## Entries taken from a collection
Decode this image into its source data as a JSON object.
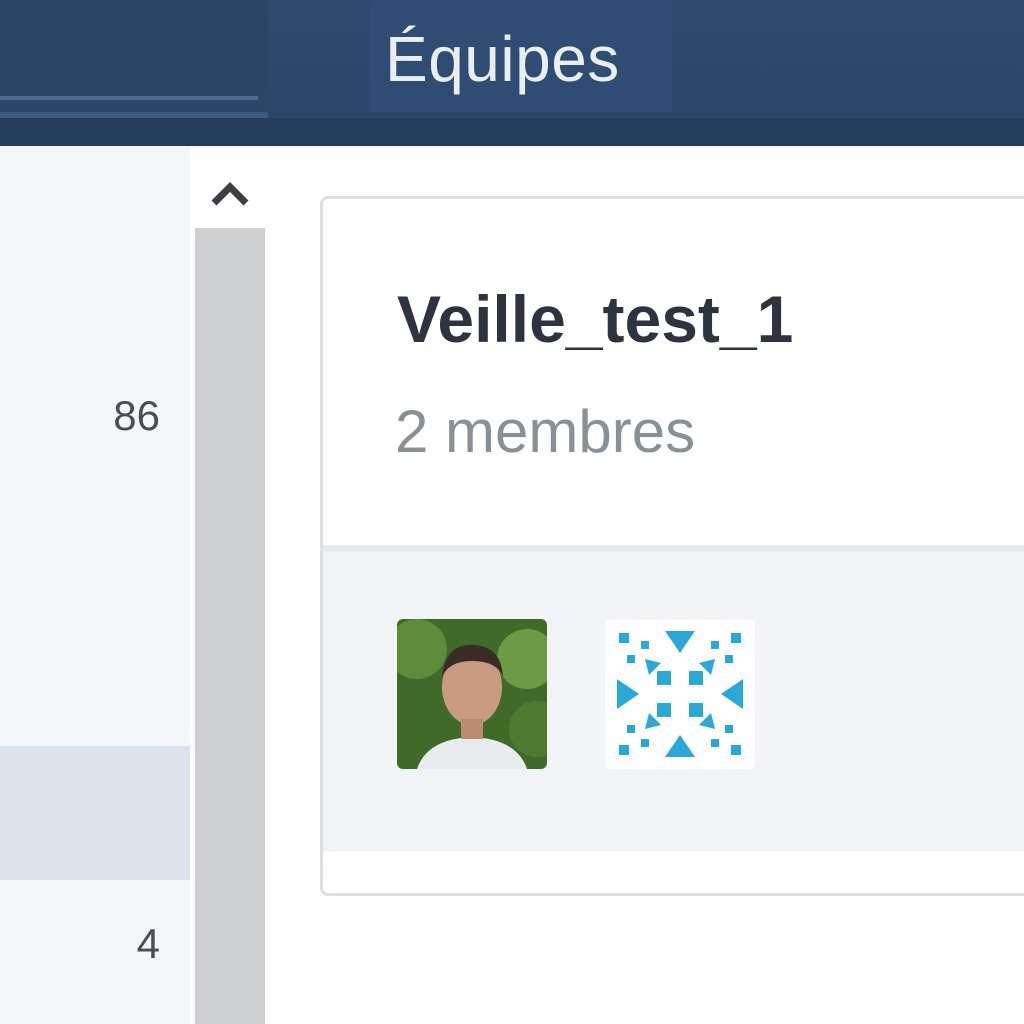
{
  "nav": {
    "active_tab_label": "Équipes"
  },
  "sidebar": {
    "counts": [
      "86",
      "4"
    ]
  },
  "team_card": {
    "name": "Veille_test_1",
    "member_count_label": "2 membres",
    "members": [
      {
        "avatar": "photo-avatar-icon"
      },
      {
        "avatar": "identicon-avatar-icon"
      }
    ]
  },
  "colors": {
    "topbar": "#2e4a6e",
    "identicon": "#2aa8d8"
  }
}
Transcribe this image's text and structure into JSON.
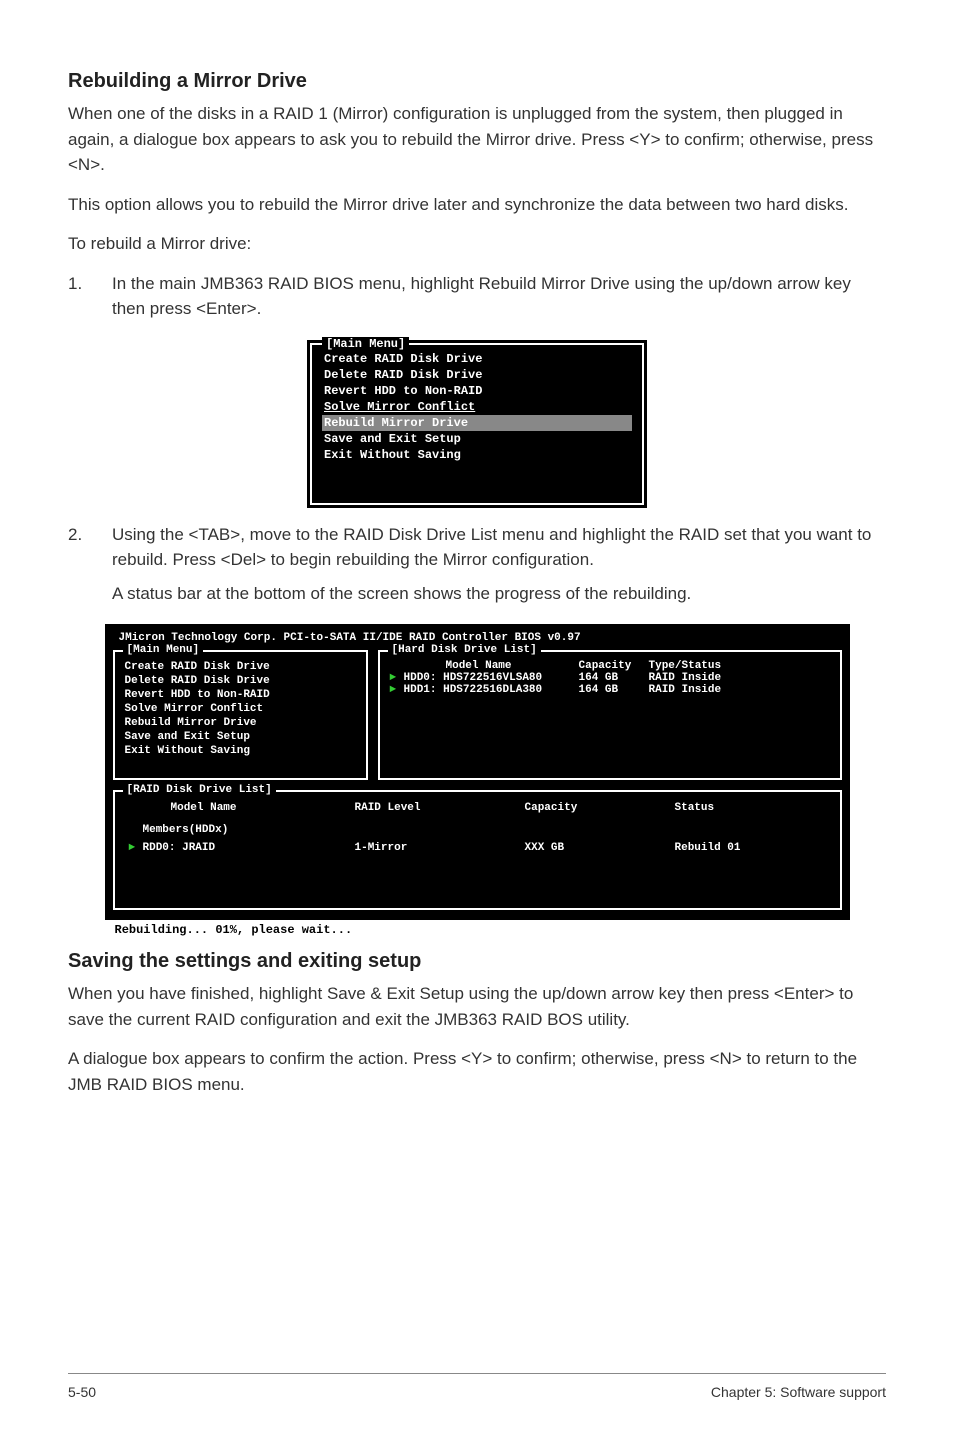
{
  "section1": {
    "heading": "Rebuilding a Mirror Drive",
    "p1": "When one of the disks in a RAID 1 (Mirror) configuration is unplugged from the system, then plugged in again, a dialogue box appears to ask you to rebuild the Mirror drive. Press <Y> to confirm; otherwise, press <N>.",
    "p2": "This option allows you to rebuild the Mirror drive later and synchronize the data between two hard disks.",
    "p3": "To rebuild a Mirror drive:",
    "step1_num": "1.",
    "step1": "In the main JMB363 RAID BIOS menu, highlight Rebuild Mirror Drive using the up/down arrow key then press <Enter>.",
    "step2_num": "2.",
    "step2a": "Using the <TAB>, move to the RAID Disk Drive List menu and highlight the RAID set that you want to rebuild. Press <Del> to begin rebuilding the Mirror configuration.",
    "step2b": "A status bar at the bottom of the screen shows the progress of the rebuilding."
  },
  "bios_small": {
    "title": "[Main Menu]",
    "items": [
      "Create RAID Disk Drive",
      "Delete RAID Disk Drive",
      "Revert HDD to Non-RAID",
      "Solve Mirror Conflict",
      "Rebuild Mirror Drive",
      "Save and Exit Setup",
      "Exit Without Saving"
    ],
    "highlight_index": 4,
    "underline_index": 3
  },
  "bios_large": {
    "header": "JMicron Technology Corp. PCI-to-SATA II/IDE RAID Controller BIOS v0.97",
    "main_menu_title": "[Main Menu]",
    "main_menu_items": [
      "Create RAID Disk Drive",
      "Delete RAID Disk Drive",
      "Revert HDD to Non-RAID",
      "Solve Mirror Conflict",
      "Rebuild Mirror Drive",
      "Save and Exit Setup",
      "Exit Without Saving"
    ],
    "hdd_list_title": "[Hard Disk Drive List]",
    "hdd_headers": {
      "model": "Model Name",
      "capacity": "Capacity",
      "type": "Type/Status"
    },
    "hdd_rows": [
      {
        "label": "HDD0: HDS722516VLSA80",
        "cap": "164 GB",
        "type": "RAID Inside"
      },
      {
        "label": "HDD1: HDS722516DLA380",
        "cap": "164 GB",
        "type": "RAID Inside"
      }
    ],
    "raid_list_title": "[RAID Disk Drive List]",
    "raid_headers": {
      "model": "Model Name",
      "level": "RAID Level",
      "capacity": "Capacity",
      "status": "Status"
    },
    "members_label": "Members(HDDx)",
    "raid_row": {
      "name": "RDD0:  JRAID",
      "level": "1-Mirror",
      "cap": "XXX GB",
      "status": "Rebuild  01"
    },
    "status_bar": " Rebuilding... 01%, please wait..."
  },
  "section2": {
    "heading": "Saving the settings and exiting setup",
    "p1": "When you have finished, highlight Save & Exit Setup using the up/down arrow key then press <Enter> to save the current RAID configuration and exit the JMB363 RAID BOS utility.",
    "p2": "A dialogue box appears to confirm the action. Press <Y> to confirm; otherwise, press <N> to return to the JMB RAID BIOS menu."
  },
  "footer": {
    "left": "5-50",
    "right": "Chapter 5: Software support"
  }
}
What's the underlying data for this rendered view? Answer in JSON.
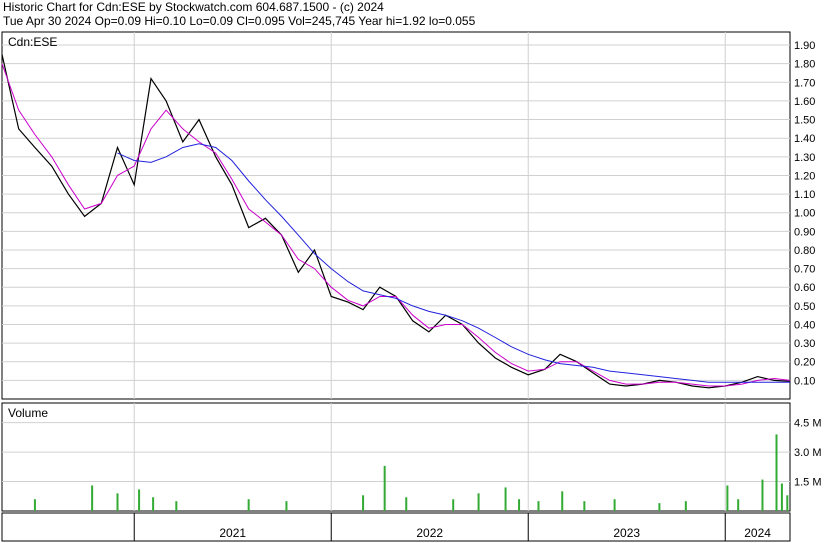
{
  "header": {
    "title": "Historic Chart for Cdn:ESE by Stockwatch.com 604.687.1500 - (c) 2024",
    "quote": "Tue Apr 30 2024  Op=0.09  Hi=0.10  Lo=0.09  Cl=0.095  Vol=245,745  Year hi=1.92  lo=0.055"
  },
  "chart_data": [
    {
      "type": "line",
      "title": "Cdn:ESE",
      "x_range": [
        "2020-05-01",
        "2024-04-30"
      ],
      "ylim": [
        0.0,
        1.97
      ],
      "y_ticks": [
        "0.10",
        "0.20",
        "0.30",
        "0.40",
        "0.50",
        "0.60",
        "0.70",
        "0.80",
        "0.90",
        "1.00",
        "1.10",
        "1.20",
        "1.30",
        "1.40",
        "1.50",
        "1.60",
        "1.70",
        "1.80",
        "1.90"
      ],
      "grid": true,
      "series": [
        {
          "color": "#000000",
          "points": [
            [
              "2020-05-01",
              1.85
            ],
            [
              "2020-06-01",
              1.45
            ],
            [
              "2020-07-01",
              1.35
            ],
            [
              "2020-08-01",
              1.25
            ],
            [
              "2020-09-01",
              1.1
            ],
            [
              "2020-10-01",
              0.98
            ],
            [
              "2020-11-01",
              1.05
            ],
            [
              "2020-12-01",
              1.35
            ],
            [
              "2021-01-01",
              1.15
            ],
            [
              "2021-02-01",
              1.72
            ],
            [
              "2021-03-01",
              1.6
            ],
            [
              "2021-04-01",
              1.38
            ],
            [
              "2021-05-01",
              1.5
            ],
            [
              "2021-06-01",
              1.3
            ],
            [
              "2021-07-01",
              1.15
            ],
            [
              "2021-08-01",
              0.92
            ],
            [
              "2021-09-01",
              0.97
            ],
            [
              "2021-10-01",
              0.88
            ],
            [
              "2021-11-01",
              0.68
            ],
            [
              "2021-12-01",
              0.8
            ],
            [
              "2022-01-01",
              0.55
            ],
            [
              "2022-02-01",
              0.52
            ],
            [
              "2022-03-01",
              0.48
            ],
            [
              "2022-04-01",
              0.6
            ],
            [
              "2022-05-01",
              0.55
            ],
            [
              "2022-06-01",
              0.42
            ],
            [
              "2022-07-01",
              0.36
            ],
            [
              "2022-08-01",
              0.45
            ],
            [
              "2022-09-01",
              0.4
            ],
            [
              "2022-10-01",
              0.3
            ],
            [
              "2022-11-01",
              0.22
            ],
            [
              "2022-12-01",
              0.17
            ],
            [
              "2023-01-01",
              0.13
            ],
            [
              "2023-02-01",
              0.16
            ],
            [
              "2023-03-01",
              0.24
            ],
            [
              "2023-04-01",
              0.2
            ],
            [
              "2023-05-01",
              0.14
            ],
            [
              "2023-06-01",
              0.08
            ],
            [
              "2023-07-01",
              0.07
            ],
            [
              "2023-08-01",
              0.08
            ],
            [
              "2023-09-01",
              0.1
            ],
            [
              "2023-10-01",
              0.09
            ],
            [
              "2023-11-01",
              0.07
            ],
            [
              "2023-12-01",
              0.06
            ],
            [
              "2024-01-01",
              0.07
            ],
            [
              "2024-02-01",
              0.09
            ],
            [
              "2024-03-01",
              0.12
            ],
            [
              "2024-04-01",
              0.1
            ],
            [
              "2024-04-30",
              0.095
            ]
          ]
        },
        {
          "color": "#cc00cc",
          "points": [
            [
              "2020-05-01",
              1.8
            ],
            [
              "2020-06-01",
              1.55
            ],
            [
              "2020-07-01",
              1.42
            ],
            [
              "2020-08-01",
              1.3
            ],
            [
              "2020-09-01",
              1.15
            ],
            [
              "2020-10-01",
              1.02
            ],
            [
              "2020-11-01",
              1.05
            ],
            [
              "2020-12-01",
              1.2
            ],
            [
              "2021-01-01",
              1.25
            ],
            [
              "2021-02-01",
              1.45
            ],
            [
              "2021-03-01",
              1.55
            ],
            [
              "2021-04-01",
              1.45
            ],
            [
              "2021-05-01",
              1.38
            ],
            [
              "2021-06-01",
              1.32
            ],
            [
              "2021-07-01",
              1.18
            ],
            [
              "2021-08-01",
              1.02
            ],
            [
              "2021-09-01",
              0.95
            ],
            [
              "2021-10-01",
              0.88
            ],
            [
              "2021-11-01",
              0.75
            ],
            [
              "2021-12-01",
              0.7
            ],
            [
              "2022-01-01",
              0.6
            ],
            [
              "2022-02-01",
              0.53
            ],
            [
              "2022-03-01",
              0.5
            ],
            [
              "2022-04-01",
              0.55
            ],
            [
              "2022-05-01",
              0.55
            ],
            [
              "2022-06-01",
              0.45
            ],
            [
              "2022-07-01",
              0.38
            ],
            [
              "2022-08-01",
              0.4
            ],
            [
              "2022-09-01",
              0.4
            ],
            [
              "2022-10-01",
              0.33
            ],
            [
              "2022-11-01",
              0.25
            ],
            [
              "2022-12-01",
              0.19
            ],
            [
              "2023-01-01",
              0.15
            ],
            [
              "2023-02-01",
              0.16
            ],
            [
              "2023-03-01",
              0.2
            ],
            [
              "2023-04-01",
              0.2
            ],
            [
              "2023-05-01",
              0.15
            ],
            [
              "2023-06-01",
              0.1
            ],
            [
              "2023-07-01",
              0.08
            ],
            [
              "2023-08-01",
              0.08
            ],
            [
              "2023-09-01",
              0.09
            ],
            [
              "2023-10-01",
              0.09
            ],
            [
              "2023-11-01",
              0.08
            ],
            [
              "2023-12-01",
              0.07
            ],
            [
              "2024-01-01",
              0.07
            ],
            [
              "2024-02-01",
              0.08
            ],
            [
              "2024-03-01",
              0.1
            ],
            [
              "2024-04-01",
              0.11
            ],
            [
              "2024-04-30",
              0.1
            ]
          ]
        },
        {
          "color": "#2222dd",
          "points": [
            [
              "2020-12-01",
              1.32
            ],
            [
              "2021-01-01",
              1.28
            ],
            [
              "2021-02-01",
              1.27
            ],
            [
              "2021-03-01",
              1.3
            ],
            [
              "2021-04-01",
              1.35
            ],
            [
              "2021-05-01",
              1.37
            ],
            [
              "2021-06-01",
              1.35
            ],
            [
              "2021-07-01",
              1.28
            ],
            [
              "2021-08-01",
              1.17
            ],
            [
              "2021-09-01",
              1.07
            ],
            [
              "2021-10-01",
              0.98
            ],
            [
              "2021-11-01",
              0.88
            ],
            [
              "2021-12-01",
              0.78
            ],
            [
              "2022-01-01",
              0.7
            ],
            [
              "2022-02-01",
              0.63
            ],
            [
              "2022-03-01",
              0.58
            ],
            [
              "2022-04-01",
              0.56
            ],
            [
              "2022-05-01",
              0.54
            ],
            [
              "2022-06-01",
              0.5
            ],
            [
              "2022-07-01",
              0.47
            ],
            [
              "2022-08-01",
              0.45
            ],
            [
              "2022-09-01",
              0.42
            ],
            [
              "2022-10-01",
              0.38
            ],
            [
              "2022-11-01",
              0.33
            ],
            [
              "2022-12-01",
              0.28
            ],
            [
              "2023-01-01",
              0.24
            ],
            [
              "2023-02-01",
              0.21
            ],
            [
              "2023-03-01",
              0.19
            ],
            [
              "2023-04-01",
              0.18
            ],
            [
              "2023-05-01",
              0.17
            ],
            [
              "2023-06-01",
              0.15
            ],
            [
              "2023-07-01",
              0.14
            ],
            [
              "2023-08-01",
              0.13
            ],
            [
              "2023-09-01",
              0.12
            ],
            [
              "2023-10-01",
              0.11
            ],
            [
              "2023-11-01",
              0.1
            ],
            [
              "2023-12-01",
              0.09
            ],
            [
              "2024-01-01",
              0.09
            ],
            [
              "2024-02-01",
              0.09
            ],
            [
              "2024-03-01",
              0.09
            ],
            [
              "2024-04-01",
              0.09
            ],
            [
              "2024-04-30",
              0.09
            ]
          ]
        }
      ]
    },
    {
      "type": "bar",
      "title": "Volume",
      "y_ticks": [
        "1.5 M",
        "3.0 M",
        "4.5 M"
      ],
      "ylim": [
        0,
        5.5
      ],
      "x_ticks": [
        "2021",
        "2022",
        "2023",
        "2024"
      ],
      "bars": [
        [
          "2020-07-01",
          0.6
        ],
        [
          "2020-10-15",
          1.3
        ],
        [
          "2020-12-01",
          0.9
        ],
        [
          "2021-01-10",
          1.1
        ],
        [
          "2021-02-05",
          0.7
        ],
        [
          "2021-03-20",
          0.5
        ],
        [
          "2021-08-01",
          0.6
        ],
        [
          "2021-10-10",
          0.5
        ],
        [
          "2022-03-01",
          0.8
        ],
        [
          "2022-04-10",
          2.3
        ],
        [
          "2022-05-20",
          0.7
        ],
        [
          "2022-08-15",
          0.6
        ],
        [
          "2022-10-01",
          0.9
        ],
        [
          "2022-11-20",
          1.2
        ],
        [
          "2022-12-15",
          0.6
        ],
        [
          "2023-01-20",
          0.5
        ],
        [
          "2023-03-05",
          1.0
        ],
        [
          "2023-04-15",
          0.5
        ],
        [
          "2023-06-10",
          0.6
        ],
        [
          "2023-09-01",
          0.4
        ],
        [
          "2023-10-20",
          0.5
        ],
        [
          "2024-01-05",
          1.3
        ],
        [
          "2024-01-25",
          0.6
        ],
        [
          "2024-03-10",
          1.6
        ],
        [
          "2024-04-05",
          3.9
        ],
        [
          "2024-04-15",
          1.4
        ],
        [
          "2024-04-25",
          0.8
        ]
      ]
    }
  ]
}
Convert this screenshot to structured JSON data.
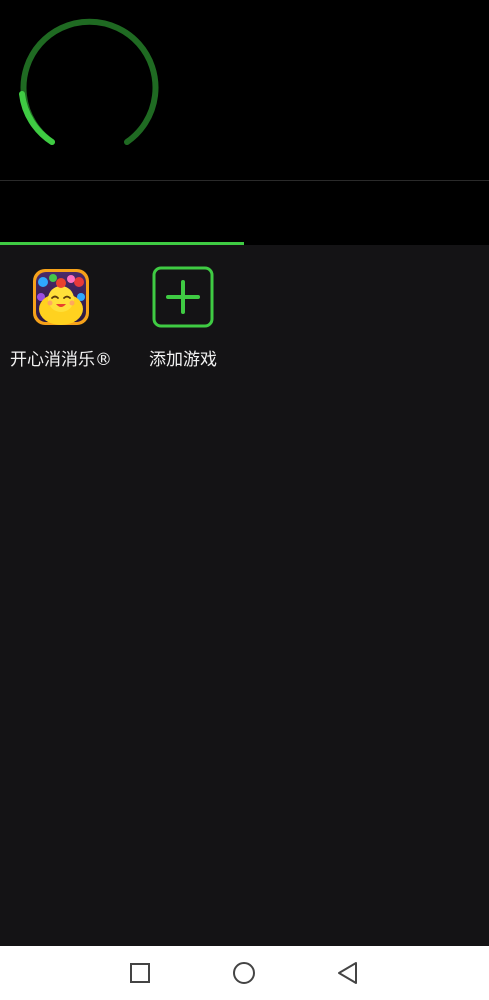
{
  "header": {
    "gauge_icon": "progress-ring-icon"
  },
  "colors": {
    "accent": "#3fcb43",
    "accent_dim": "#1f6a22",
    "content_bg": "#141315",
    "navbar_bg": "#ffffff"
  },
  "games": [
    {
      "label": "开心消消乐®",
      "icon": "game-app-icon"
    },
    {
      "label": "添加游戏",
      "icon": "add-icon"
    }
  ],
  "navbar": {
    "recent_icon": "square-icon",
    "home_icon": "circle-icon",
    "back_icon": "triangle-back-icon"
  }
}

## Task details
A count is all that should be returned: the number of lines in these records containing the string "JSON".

## Exercise response
4